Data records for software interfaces
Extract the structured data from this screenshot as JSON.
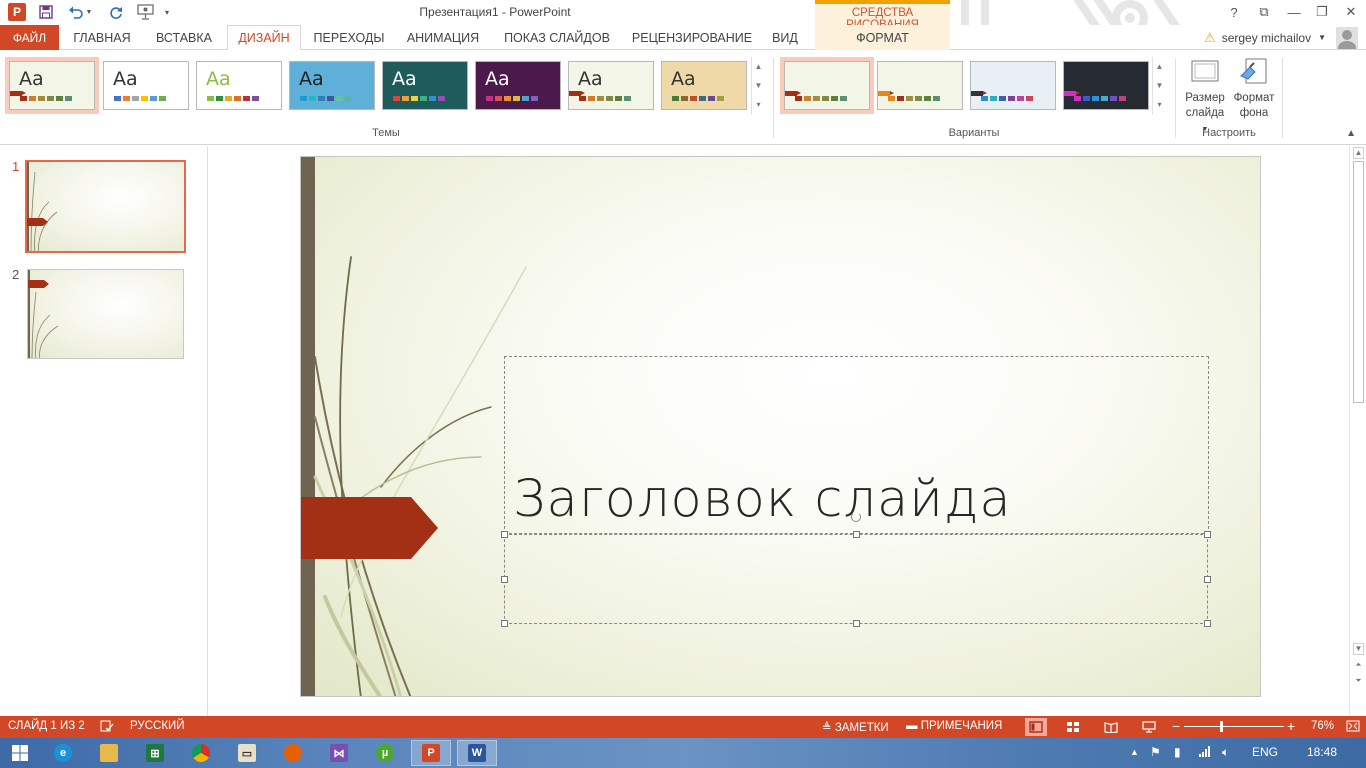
{
  "window": {
    "title": "Презентация1 - PowerPoint",
    "contextual_tools_header": "СРЕДСТВА РИСОВАНИЯ",
    "app_logo_letter": "P",
    "controls": [
      "?",
      "⧉",
      "—",
      "❐",
      "✕"
    ]
  },
  "tabs": [
    {
      "label": "ФАЙЛ",
      "state": "file"
    },
    {
      "label": "ГЛАВНАЯ"
    },
    {
      "label": "ВСТАВКА"
    },
    {
      "label": "ДИЗАЙН",
      "state": "active"
    },
    {
      "label": "ПЕРЕХОДЫ"
    },
    {
      "label": "АНИМАЦИЯ"
    },
    {
      "label": "ПОКАЗ СЛАЙДОВ"
    },
    {
      "label": "РЕЦЕНЗИРОВАНИЕ"
    },
    {
      "label": "ВИД"
    },
    {
      "label": "ФОРМАТ",
      "state": "contextual"
    }
  ],
  "user": {
    "name": "sergey michailov"
  },
  "ribbon": {
    "themes_label": "Темы",
    "variants_label": "Варианты",
    "customize_label": "Настроить",
    "themes": [
      {
        "aa": "Aa",
        "selected": true,
        "bg": "#f3f5e6",
        "fg": "#333333",
        "swatches": [
          "#a32f14",
          "#d27d2a",
          "#a58b3e",
          "#7e8a3f",
          "#607f3b",
          "#5b8f76"
        ]
      },
      {
        "aa": "Aa",
        "bg": "#ffffff",
        "fg": "#333333",
        "swatches": [
          "#4472c4",
          "#ed7d31",
          "#a5a5a5",
          "#ffc000",
          "#5b9bd5",
          "#70ad47"
        ]
      },
      {
        "aa": "Aa",
        "bg": "#ffffff",
        "fg": "#8cbf3f",
        "swatches": [
          "#8cbf3f",
          "#2f8f3a",
          "#e0b020",
          "#e07020",
          "#c03030",
          "#7f4f9f"
        ]
      },
      {
        "aa": "Aa",
        "bg": "#5fb0d8",
        "fg": "#222222",
        "swatches": [
          "#1a9ad6",
          "#26b6c4",
          "#2c7fb8",
          "#3b5998",
          "#66c2a5",
          "#5ab4ac"
        ]
      },
      {
        "aa": "Aa",
        "bg": "#1f5b5b",
        "fg": "#ffffff",
        "swatches": [
          "#e0443c",
          "#f0a030",
          "#f0d040",
          "#40b080",
          "#3090d0",
          "#9050b0"
        ]
      },
      {
        "aa": "Aa",
        "bg": "#4b1a4a",
        "fg": "#ffffff",
        "swatches": [
          "#c0308a",
          "#e05050",
          "#f09030",
          "#d0c040",
          "#50a0d0",
          "#8060c0"
        ]
      },
      {
        "aa": "Aa",
        "bg": "#f3f5e6",
        "fg": "#333333",
        "swatches": [
          "#a32f14",
          "#d27d2a",
          "#a58b3e",
          "#7e8a3f",
          "#607f3b",
          "#5b8f76"
        ]
      },
      {
        "aa": "Aa",
        "bg": "#f0d9a8",
        "fg": "#333333",
        "swatches": [
          "#4a7a3a",
          "#8a6a2a",
          "#c0502a",
          "#3a6a8a",
          "#6a4a8a",
          "#a0a040"
        ]
      }
    ],
    "variants": [
      {
        "selected": true,
        "bg": "#f3f5e6",
        "flag": "#a32f14",
        "swatches": [
          "#a32f14",
          "#d27d2a",
          "#a58b3e",
          "#7e8a3f",
          "#607f3b",
          "#5b8f76"
        ]
      },
      {
        "bg": "#f3f5e6",
        "flag": "#e08a1e",
        "swatches": [
          "#e08a1e",
          "#a32f14",
          "#a58b3e",
          "#7e8a3f",
          "#607f3b",
          "#5b8f76"
        ]
      },
      {
        "bg": "#e9f0f5",
        "flag": "#333333",
        "swatches": [
          "#2a8fd0",
          "#2ab0c0",
          "#3a60b0",
          "#8040a0",
          "#c040a0",
          "#d04060"
        ]
      },
      {
        "bg": "#262b33",
        "flag": "#d030c0",
        "swatches": [
          "#d030c0",
          "#3060d0",
          "#3090e0",
          "#40b0c0",
          "#7050c0",
          "#c04080"
        ]
      }
    ],
    "slide_size": "Размер слайда",
    "slide_size_lines": [
      "Размер",
      "слайда"
    ],
    "format_bg_lines": [
      "Формат",
      "фона"
    ]
  },
  "slides": [
    {
      "number": "1",
      "active": true
    },
    {
      "number": "2",
      "active": false
    }
  ],
  "slide": {
    "title": "Заголовок слайда"
  },
  "status": {
    "slide_info": "СЛАЙД 1 ИЗ 2",
    "language": "РУССКИЙ",
    "notes": "ЗАМЕТКИ",
    "comments": "ПРИМЕЧАНИЯ",
    "zoom": "76%"
  },
  "taskbar": {
    "lang": "ENG",
    "time": "18:48"
  },
  "colors": {
    "accent": "#d24726",
    "slide_flag": "#a32f14",
    "slide_bar": "#6f6451",
    "tools_header": "#f0a300"
  }
}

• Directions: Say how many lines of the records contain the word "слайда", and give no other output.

• Solution to the problem: 3